It is just over 10 years since Paddy Jackson experienced his first taste of triumph.
As a schoolboy he was hailed for heroic efforts in winning the coveted Ulster School's Cup on March 17, 2008.
Since then, there have been many moments to savour - not least stepping out in green for the first time as the Irish national anthem echoed around Edinburgh's Murrayfield Stadium in 2013.
But the baby-faced fly half, one of rugby's most promising rising stars, is not likely to have experienced any greater high than the moment he walked from Belfast Crown Court, a free man.
Flanked by family and friends who supported him every day of the nine-week trial, Jackson strode with a renewed sense of pride, as if he had just kicked a Rugby World Cup winner.
Pundits have previously praised his determination, self preservation and ability to bounce back - qualities that were tested during those long, arduous days in the dock and which will sustain him as he attempts to re-build his stalled career. And life.
Born David Patrick Lindsay James Jackson in Lisburn, Co Antrim on January 5, 1992, he marked his 26th birthday just weeks before the case opened.
He has a younger sister and an older brother who at the time of the alleged rape in June 2016 was sharing Jackson's Oakleigh Park home with his partner and infant daughter. The baby was not in the house on the night in question.
His family lived in Birmingham for a time but returned to Belfast while Paddy was still of primary school age.
He played mini rugby for Belfast Harlequins, a club based in the affluent Malone Road area in the south of the city from the age of eight or nine.
But it was at the prestigious Methodist College (Methody) where Jackson's talent for rugby was really nurtured.
And after that stellar Schools Cup performance when he helped Methody trounce their opponents 36-nil, he was invited to join the rugby elite.
Having left school at the age of 18 with three A-level grades B, C and D he had plenty of choices but followed his passion and took a place at the Ulster Academy.
Recognised as an impressive and quick-thinking player, Jackson made his senior debut for Ulster in 2011, while still a teenager.
A year later, aged just 20 and with only a handful of games under his belt, he found himself centre stage at the Heineken Cup final at Twickenham. Although it was not his finest hour, Jackson undoubtedly made a name for himself among the game's greats.
He now has 25 Ireland caps.
Off the pitch Paddy Jackson is also hugely popular.
He has more than 40,000 followers on Twitter and a further 57,000 people follow his posts on Instagram.
A cursory scroll through his social media highlights the lifestyle he has enjoyed - promoting fancy cars, designer clothes and even, free food.

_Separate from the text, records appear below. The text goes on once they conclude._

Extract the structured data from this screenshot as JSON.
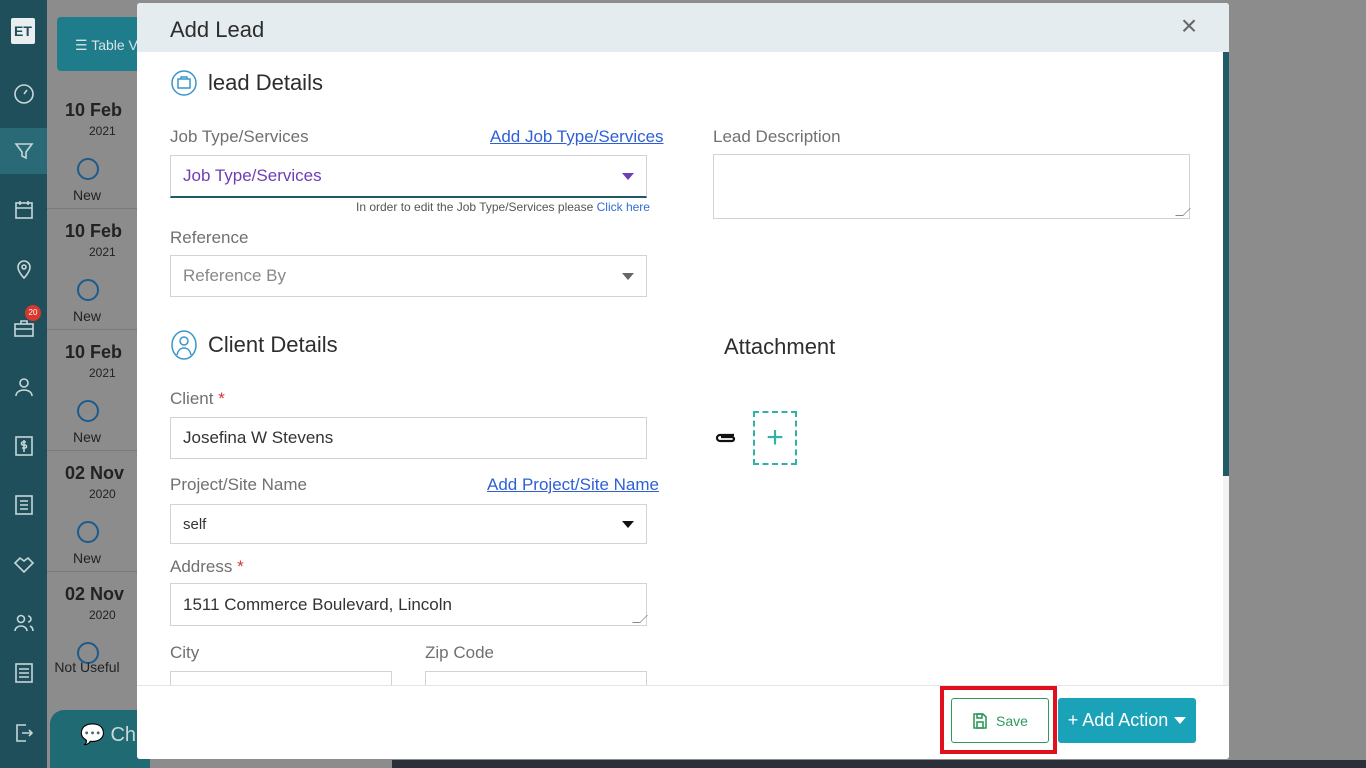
{
  "app": {
    "logo_text": "ET",
    "notification_count": "20",
    "sidebar_icons": [
      "dashboard-icon",
      "funnel-icon",
      "calendar-icon",
      "map-pin-icon",
      "briefcase-icon",
      "user-icon",
      "dollar-icon",
      "list-icon",
      "handshake-icon",
      "users-icon",
      "settings-sliders-icon",
      "logout-icon"
    ]
  },
  "background": {
    "table_view_label": "Table V",
    "chat_label": "Ch",
    "items": [
      {
        "date": "10 Feb",
        "year": "2021",
        "status": "New"
      },
      {
        "date": "10 Feb",
        "year": "2021",
        "status": "New"
      },
      {
        "date": "10 Feb",
        "year": "2021",
        "status": "New"
      },
      {
        "date": "02 Nov",
        "year": "2020",
        "status": "New"
      },
      {
        "date": "02 Nov",
        "year": "2020",
        "status": "Not Useful"
      }
    ]
  },
  "modal": {
    "title": "Add Lead",
    "lead_section": {
      "title": "lead Details",
      "job_type_label": "Job Type/Services",
      "add_job_type_link": "Add Job Type/Services",
      "job_type_value": "Job Type/Services",
      "job_type_hint": "In order to edit the Job Type/Services please",
      "job_type_hint_link": "Click here",
      "reference_label": "Reference",
      "reference_placeholder": "Reference By",
      "description_label": "Lead Description",
      "description_value": ""
    },
    "client_section": {
      "title": "Client Details",
      "client_label": "Client",
      "required_mark": "*",
      "client_value": "Josefina W Stevens",
      "project_label": "Project/Site Name",
      "add_project_link": "Add Project/Site Name",
      "project_value": "self",
      "address_label": "Address",
      "address_value": "1511  Commerce Boulevard, Lincoln",
      "city_label": "City",
      "zip_label": "Zip Code"
    },
    "attachment": {
      "title": "Attachment",
      "add_symbol": "+"
    },
    "footer": {
      "save_label": "Save",
      "add_action_label": "+ Add Action"
    }
  }
}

On the night of the alleged rape, June 28, 2016, he had been partying in the VIP section of Ollie's - a nightclub in the basement of Belfast's five-star Merchant Hotel.
Also present in the exclusive members' lounge were Northern Ireland footballers, fresh from their success at the European Championships.
And as a huge football fan - he has told sports interviewers he would have wanted to play football for Liverpool or Northern Ireland if he wasn't a rugby professional - Jackson was in his element socialising with other local sporting heroes.
He had been one of the "happiest" men in Belfast at the time and CCTV footage shows he was comfortable posing for pictures and speaking to those who approached him on his night out.
Jackson, whose tight red curls make him look younger than his 26 years, has also traded on his squeaky clean image - fronting charity campaigns for Mencap and Action Cancer.
Yet, as the joker in the pack he has found himself in hot water including when "blacked up" images of him wearing a "slave costume" were posted to his Twitter account.
His hobbies include reading Harry Potter and watching the hit fantasy television show Game Of Thrones.
He also enjoys sketching and drawing, particularly his dog and superheroes such as Spider-Man and Batman as well as miming to rap songs, something he described as a "silly" pastime but earned him more than a million hits on Youtube.
The court heard that Jackson cites some of rugby's biggest names including Ireland captain Rory Best as close personal friends.
He even baby-sat Best's children and was invited to his son's sixth birthday party.
Ulster and Ireland winger Craig Gilroy and British Lions star Iain Henderson are also among his pals.
Co-accused Stuart Olding was described as a "very close friend" having clicked with him when they met at the Ulster Academy.
He went to school with Blane McIlroy and Rory Harrison, who also faced charges connected with the alleged rape, and has known them since the age of 11.
Witnesses, including his brother's partner Eimer Murray and another doctor friend Katie Donaldson gave evidence on his behalf saying he was polite, passive and a gentleman.
Throughout the trial Jackson has enjoyed the unwavering support of his parents.
Twice a day they walked him through the bank of photographers posted outside Belfast's Laganside Courthouse and sat in the front row of the packed public gallery listening to hours of graphic evidence.
So, whatever the future holds Jackson knows he can depend on those who matter the most - those family and friends who stood with him through the worst of times as they did on that glorious St Patrick's Day in 2008.